*ACTIVITY:*
Would you please restate all of the entries exactly, apart from the pictures?

(App and web page records)
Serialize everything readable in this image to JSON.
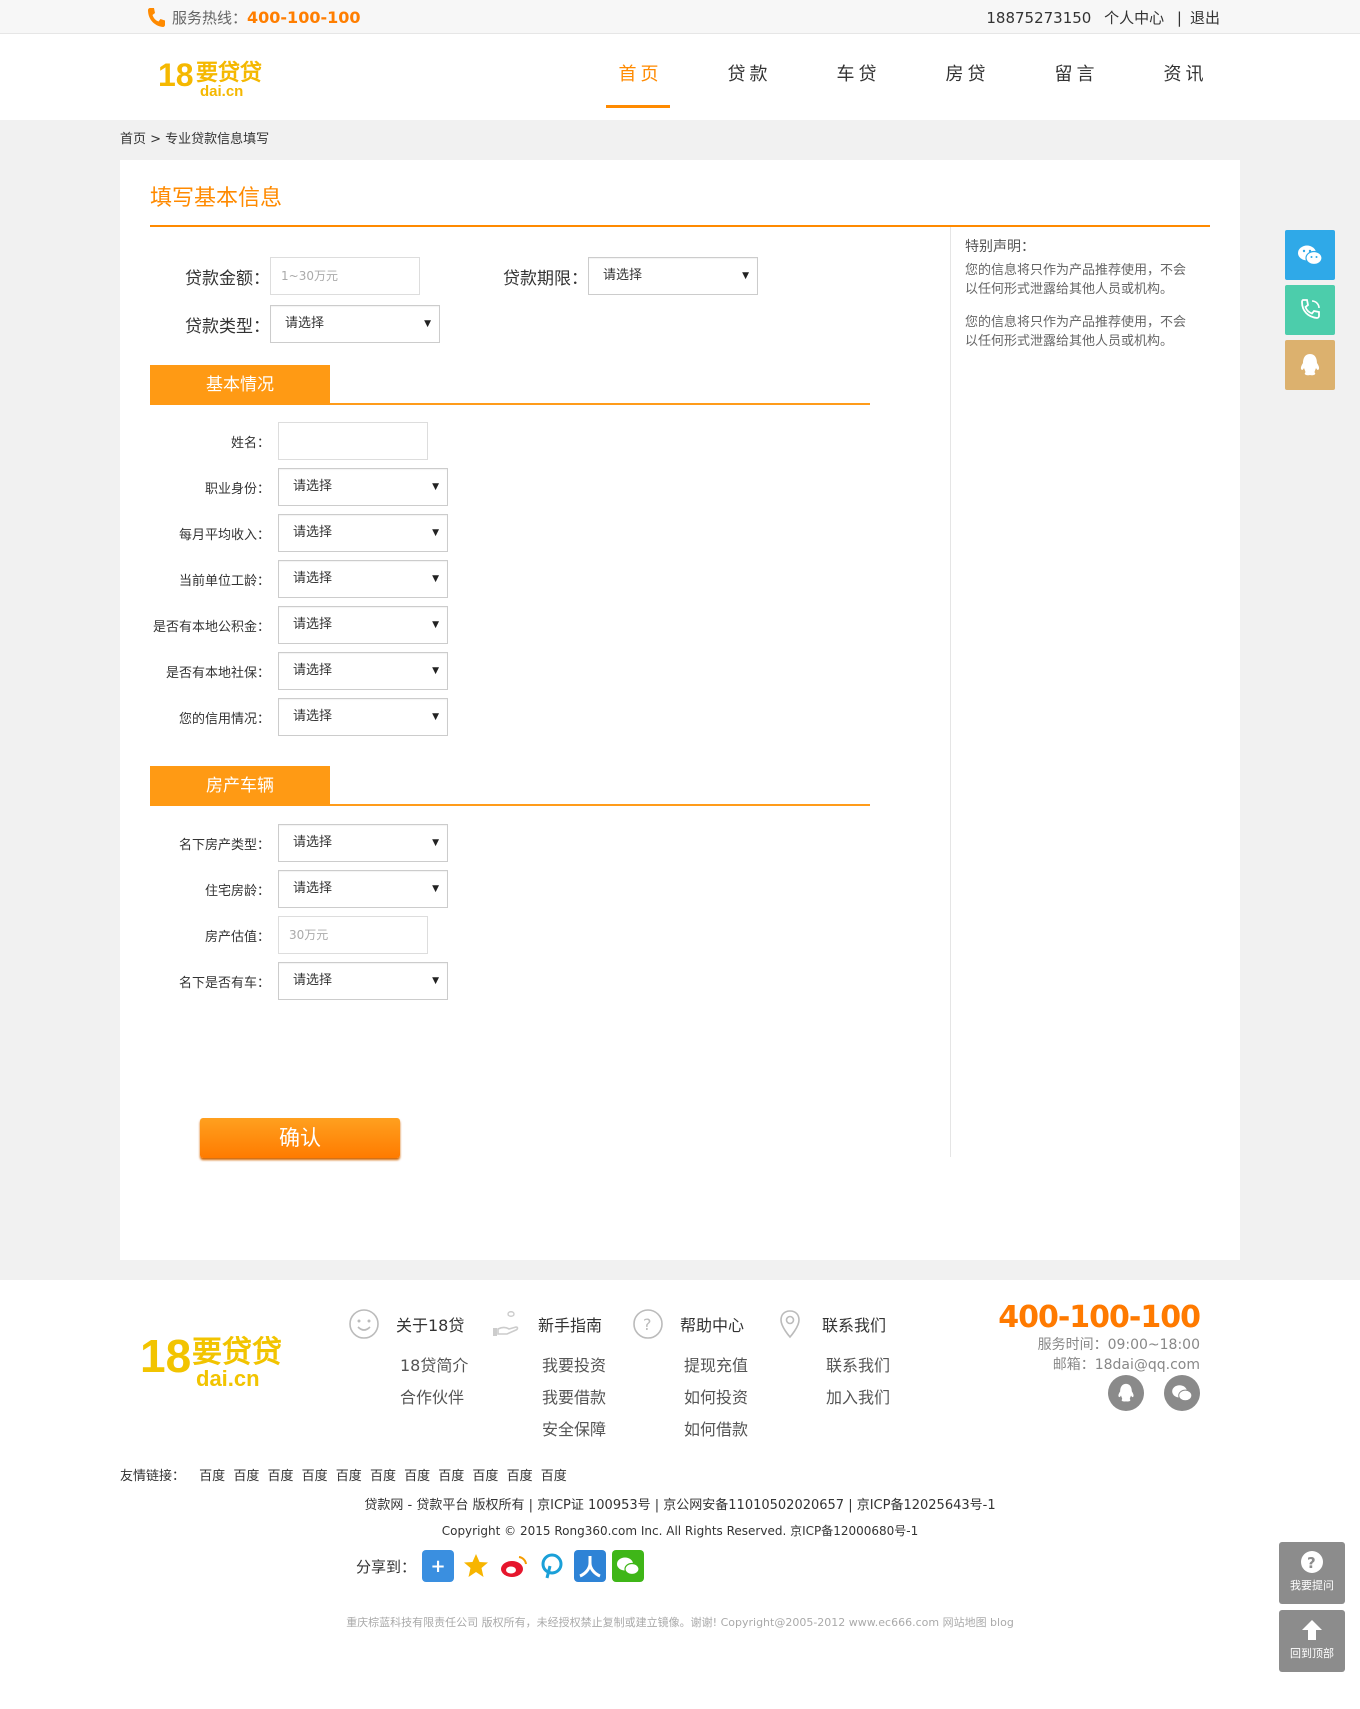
{
  "topbar": {
    "hotline_label": "服务热线：",
    "hotline_number": "400-100-100",
    "phone": "18875273150",
    "user_center": "个人中心",
    "separator": "|",
    "logout": "退出"
  },
  "header": {
    "logo_text": "18要贷贷 dai.cn",
    "nav": [
      {
        "label": "首页",
        "active": true
      },
      {
        "label": "贷款",
        "active": false
      },
      {
        "label": "车贷",
        "active": false
      },
      {
        "label": "房贷",
        "active": false
      },
      {
        "label": "留言",
        "active": false
      },
      {
        "label": "资讯",
        "active": false
      }
    ]
  },
  "breadcrumb": "首页 > 专业贷款信息填写",
  "main": {
    "title": "填写基本信息",
    "loan_amount_label": "贷款金额：",
    "loan_amount_placeholder": "1~30万元",
    "loan_term_label": "贷款期限：",
    "loan_term_value": "请选择",
    "loan_type_label": "贷款类型：",
    "loan_type_value": "请选择",
    "section_basic": "基本情况",
    "basic_fields": [
      {
        "label": "姓名：",
        "kind": "input",
        "value": ""
      },
      {
        "label": "职业身份：",
        "kind": "select",
        "value": "请选择"
      },
      {
        "label": "每月平均收入：",
        "kind": "select",
        "value": "请选择"
      },
      {
        "label": "当前单位工龄：",
        "kind": "select",
        "value": "请选择"
      },
      {
        "label": "是否有本地公积金：",
        "kind": "select",
        "value": "请选择"
      },
      {
        "label": "是否有本地社保：",
        "kind": "select",
        "value": "请选择"
      },
      {
        "label": "您的信用情况：",
        "kind": "select",
        "value": "请选择"
      }
    ],
    "section_property": "房产车辆",
    "property_fields": [
      {
        "label": "名下房产类型：",
        "kind": "select",
        "value": "请选择"
      },
      {
        "label": "住宅房龄：",
        "kind": "select",
        "value": "请选择"
      },
      {
        "label": "房产估值：",
        "kind": "input",
        "value": "30万元"
      },
      {
        "label": "名下是否有车：",
        "kind": "select",
        "value": "请选择"
      }
    ],
    "confirm": "确认",
    "note_title": "特别声明：",
    "note_1": "您的信息将只作为产品推荐使用，不会以任何形式泄露给其他人员或机构。",
    "note_2": "您的信息将只作为产品推荐使用，不会以任何形式泄露给其他人员或机构。"
  },
  "footer": {
    "logo_text": "18要贷贷 dai.cn",
    "cols": [
      {
        "head": "关于18贷",
        "icon": "smile-icon",
        "links": [
          "18贷简介",
          "合作伙伴"
        ]
      },
      {
        "head": "新手指南",
        "icon": "hand-icon",
        "links": [
          "我要投资",
          "我要借款",
          "安全保障"
        ]
      },
      {
        "head": "帮助中心",
        "icon": "question-icon",
        "links": [
          "提现充值",
          "如何投资",
          "如何借款"
        ]
      },
      {
        "head": "联系我们",
        "icon": "location-icon",
        "links": [
          "联系我们",
          "加入我们"
        ]
      }
    ],
    "hotline": "400-100-100",
    "service_time": "服务时间：09:00~18:00",
    "email": "邮箱：18dai@qq.com",
    "friend_label": "友情链接：",
    "friend_links": [
      "百度",
      "百度",
      "百度",
      "百度",
      "百度",
      "百度",
      "百度",
      "百度",
      "百度",
      "百度",
      "百度"
    ],
    "copy1": "贷款网 - 贷款平台 版权所有 | 京ICP证 100953号 | 京公网安备11010502020657 | 京ICP备12025643号-1",
    "copy2": "Copyright © 2015 Rong360.com Inc. All Rights Reserved. 京ICP备12000680号-1",
    "share_label": "分享到：",
    "copy3": "重庆棕蓝科技有限责任公司 版权所有，未经授权禁止复制或建立镜像。谢谢! Copyright@2005-2012 www.ec666.com 网站地图 blog",
    "ask_label": "我要提问",
    "top_label": "回到顶部"
  },
  "colors": {
    "accent": "#ff8a00",
    "wechat": "#2fa9e8",
    "tel": "#4ccdab",
    "qq": "#dcb16e"
  }
}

*COMPLETED EXERCISE:*
Serialize everything readable in this image to JSON.
{
  "topbar": {
    "hotline_label": "服务热线：",
    "hotline_number": "400-100-100",
    "phone": "18875273150",
    "user_center": "个人中心",
    "separator": "|",
    "logout": "退出"
  },
  "header": {
    "logo_text": "18要贷贷 dai.cn",
    "nav": [
      {
        "label": "首页",
        "active": true
      },
      {
        "label": "贷款",
        "active": false
      },
      {
        "label": "车贷",
        "active": false
      },
      {
        "label": "房贷",
        "active": false
      },
      {
        "label": "留言",
        "active": false
      },
      {
        "label": "资讯",
        "active": false
      }
    ]
  },
  "breadcrumb": "首页 > 专业贷款信息填写",
  "main": {
    "title": "填写基本信息",
    "loan_amount_label": "贷款金额：",
    "loan_amount_placeholder": "1~30万元",
    "loan_term_label": "贷款期限：",
    "loan_term_value": "请选择",
    "loan_type_label": "贷款类型：",
    "loan_type_value": "请选择",
    "section_basic": "基本情况",
    "basic_fields": [
      {
        "label": "姓名：",
        "kind": "input",
        "value": ""
      },
      {
        "label": "职业身份：",
        "kind": "select",
        "value": "请选择"
      },
      {
        "label": "每月平均收入：",
        "kind": "select",
        "value": "请选择"
      },
      {
        "label": "当前单位工龄：",
        "kind": "select",
        "value": "请选择"
      },
      {
        "label": "是否有本地公积金：",
        "kind": "select",
        "value": "请选择"
      },
      {
        "label": "是否有本地社保：",
        "kind": "select",
        "value": "请选择"
      },
      {
        "label": "您的信用情况：",
        "kind": "select",
        "value": "请选择"
      }
    ],
    "section_property": "房产车辆",
    "property_fields": [
      {
        "label": "名下房产类型：",
        "kind": "select",
        "value": "请选择"
      },
      {
        "label": "住宅房龄：",
        "kind": "select",
        "value": "请选择"
      },
      {
        "label": "房产估值：",
        "kind": "input",
        "value": "30万元"
      },
      {
        "label": "名下是否有车：",
        "kind": "select",
        "value": "请选择"
      }
    ],
    "confirm": "确认",
    "note_title": "特别声明：",
    "note_1": "您的信息将只作为产品推荐使用，不会以任何形式泄露给其他人员或机构。",
    "note_2": "您的信息将只作为产品推荐使用，不会以任何形式泄露给其他人员或机构。"
  },
  "footer": {
    "logo_text": "18要贷贷 dai.cn",
    "cols": [
      {
        "head": "关于18贷",
        "icon": "smile-icon",
        "links": [
          "18贷简介",
          "合作伙伴"
        ]
      },
      {
        "head": "新手指南",
        "icon": "hand-icon",
        "links": [
          "我要投资",
          "我要借款",
          "安全保障"
        ]
      },
      {
        "head": "帮助中心",
        "icon": "question-icon",
        "links": [
          "提现充值",
          "如何投资",
          "如何借款"
        ]
      },
      {
        "head": "联系我们",
        "icon": "location-icon",
        "links": [
          "联系我们",
          "加入我们"
        ]
      }
    ],
    "hotline": "400-100-100",
    "service_time": "服务时间：09:00~18:00",
    "email": "邮箱：18dai@qq.com",
    "friend_label": "友情链接：",
    "friend_links": [
      "百度",
      "百度",
      "百度",
      "百度",
      "百度",
      "百度",
      "百度",
      "百度",
      "百度",
      "百度",
      "百度"
    ],
    "copy1": "贷款网 - 贷款平台 版权所有 | 京ICP证 100953号 | 京公网安备11010502020657 | 京ICP备12025643号-1",
    "copy2": "Copyright © 2015 Rong360.com Inc. All Rights Reserved. 京ICP备12000680号-1",
    "share_label": "分享到：",
    "copy3": "重庆棕蓝科技有限责任公司 版权所有，未经授权禁止复制或建立镜像。谢谢! Copyright@2005-2012 www.ec666.com 网站地图 blog",
    "ask_label": "我要提问",
    "top_label": "回到顶部"
  },
  "colors": {
    "accent": "#ff8a00",
    "wechat": "#2fa9e8",
    "tel": "#4ccdab",
    "qq": "#dcb16e"
  }
}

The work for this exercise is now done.